September 17, 2015

Karl Marx, Sigmund Freud and Moses Maimonides helped shape how the world approaches economics, psychology and law, respectively. While each had his own theories, the three brilliant thinkers did have one common trait, that their Jewishness shaped their work, and, in turn, human thought.

Understanding the impact of Judaism on our societal and cultural development, Hava Tirosh-Samuelson, the director of Arizona State University’s Center of Jewish Studies, seeks to shed light on the contribution of Jewish philosophy to the humanities — from the pursuit of education to justice and social responsibilities. woman sitting in office with volume of books on table Hava Tirosh-Samuelson will soon begin the process of interviewing, writing and editing the 20th and final volume of the "Library of Contemporary Jewish Philosophers," while completing volumes 14-19. Tirosh-Samuelson, the director of ASU's Center of Jewish Studies, is compiling introductions, writings and interviews with prominent Jewish philosophers from Israel, England, Canada and the U.S. Download Full Image

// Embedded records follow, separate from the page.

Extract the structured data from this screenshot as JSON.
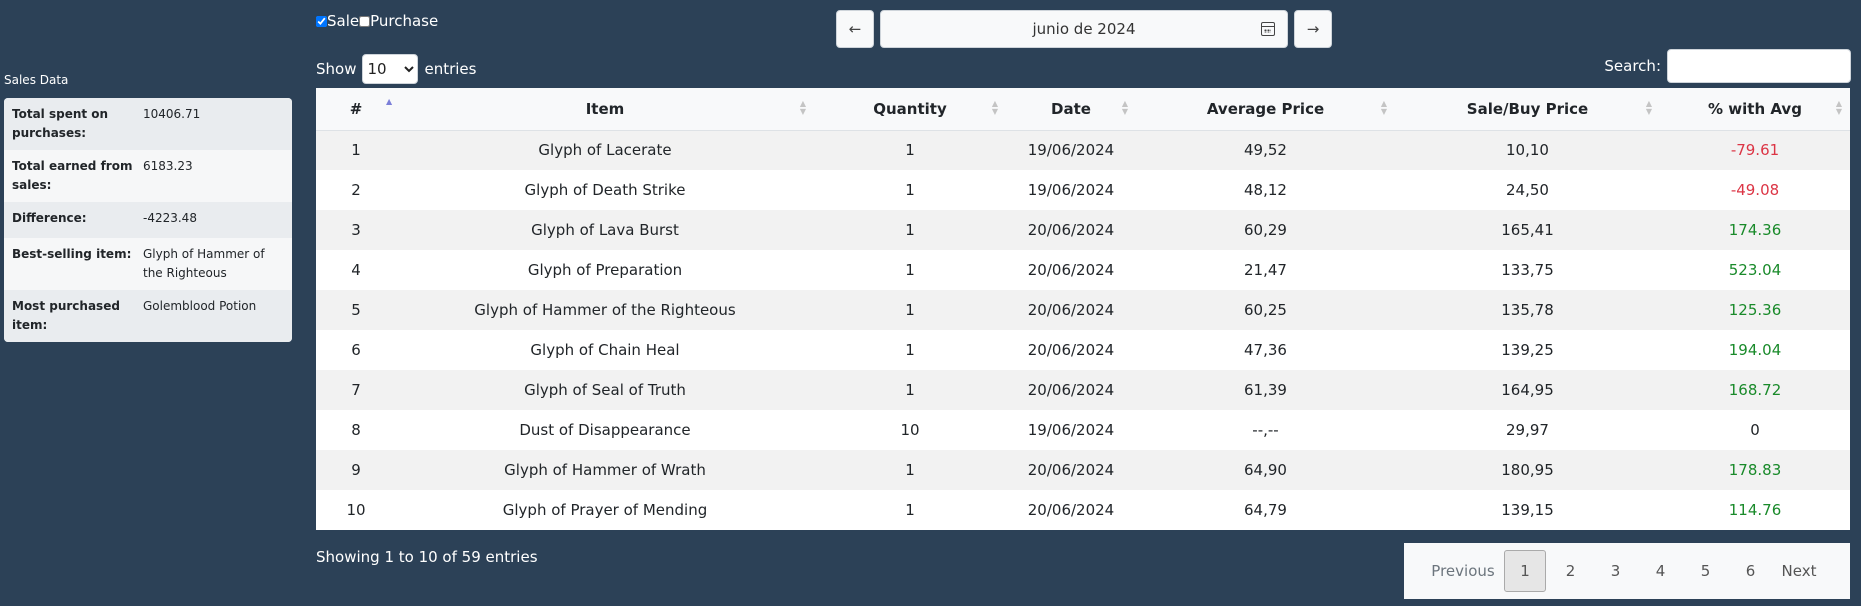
{
  "sidebar": {
    "title": "Sales Data",
    "summary": [
      {
        "label": "Total spent on purchases:",
        "value": "10406.71"
      },
      {
        "label": "Total earned from sales:",
        "value": "6183.23"
      },
      {
        "label": "Difference:",
        "value": "-4223.48"
      },
      {
        "label": "Best-selling item:",
        "value": "Glyph of Hammer of the Righteous"
      },
      {
        "label": "Most purchased item:",
        "value": "Golemblood Potion"
      }
    ]
  },
  "filters": {
    "sale_label": "Sale",
    "sale_checked": true,
    "purchase_label": "Purchase",
    "purchase_checked": false
  },
  "month_nav": {
    "prev": "←",
    "month": "junio de 2024",
    "next": "→"
  },
  "length_menu": {
    "show": "Show",
    "selected": "10",
    "entries": "entries"
  },
  "search": {
    "label": "Search:",
    "value": ""
  },
  "table": {
    "columns": [
      "#",
      "Item",
      "Quantity",
      "Date",
      "Average Price",
      "Sale/Buy Price",
      "% with Avg"
    ],
    "rows": [
      [
        "1",
        "Glyph of Lacerate",
        "1",
        "19/06/2024",
        "49,52",
        "10,10",
        "-79.61"
      ],
      [
        "2",
        "Glyph of Death Strike",
        "1",
        "19/06/2024",
        "48,12",
        "24,50",
        "-49.08"
      ],
      [
        "3",
        "Glyph of Lava Burst",
        "1",
        "20/06/2024",
        "60,29",
        "165,41",
        "174.36"
      ],
      [
        "4",
        "Glyph of Preparation",
        "1",
        "20/06/2024",
        "21,47",
        "133,75",
        "523.04"
      ],
      [
        "5",
        "Glyph of Hammer of the Righteous",
        "1",
        "20/06/2024",
        "60,25",
        "135,78",
        "125.36"
      ],
      [
        "6",
        "Glyph of Chain Heal",
        "1",
        "20/06/2024",
        "47,36",
        "139,25",
        "194.04"
      ],
      [
        "7",
        "Glyph of Seal of Truth",
        "1",
        "20/06/2024",
        "61,39",
        "164,95",
        "168.72"
      ],
      [
        "8",
        "Dust of Disappearance",
        "10",
        "19/06/2024",
        "--,--",
        "29,97",
        "0"
      ],
      [
        "9",
        "Glyph of Hammer of Wrath",
        "1",
        "20/06/2024",
        "64,90",
        "180,95",
        "178.83"
      ],
      [
        "10",
        "Glyph of Prayer of Mending",
        "1",
        "20/06/2024",
        "64,79",
        "139,15",
        "114.76"
      ]
    ]
  },
  "footer": {
    "info": "Showing 1 to 10 of 59 entries",
    "pagination": {
      "previous": "Previous",
      "pages": [
        "1",
        "2",
        "3",
        "4",
        "5",
        "6"
      ],
      "active_page": "1",
      "next": "Next"
    }
  },
  "colors": {
    "background": "#2c4157",
    "negative": "#dc3545",
    "positive": "#198a2a"
  }
}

She is editing the “Library of Contemporary Jewish Philosophy” with Aaron W. Hughes, of the University of Rochester, which will document how Judaism affects modern and contemporary thought. The 13th volume of the series will be released this month through Brill Publishers.

“Jewish philosophy has always interacted with the intellectual traditions of the culture at large," said Tirosh-Samuelson. “It is impossible to think about modern and contemporary philosophy without reference to Jewish philosophers.”

Today’s contemporary Jewish thinkers interpret Judaism’s sacred texts and religious traditions to shape ethical values and legal norms. The culture’s philosophy doesn’t just explore the meaning and purpose of being Jewish, but also touches on the diversity and complexity of our thinking today and the purpose of human life.

The “Library of Contemporary Jewish Philosophy” will feature 20 volumes. Each volume details the contributions of a specific thinker to Jewish thinking in the mid- to late-20th century. Each volume features an essay summarizing the philosopher’s life’s work, a selection of representative works by the philosopher, an interview of the philosopher with Tirosh-Samuelson, and a select bibliography of 120 publications by the philosopher.

There are currently 13 volumes published in the series with seven more to be completed by March.

The “Library of Contemporary Jewish Philosophy” covers a range of fields including theology, politics, ethics and hermeneutics. Featured philosophers include former Chief Rabbi of England Jonathan Sacks, the noted ethicist David Novak and the renowned scholars of Jewish mysticism Moshe Idel and Elliot Wolfson.  

Tirosh-Samuelson believes that the series will enable scholars to appreciate the diversity and complexity of Jewish thought and can inspire continued analysis and discussion about the contributions of Jewish philosophers to the cannon of Western thought.

“Jewish philosophy is a living tradition, not a fossil that needs to be preserved for posterity,” she said. “[It] offers us ways to reflect critically about being human in an age where our humanity is under duress.”

Media relations specialist, Media Relations and Strategic Communications

480-727-4058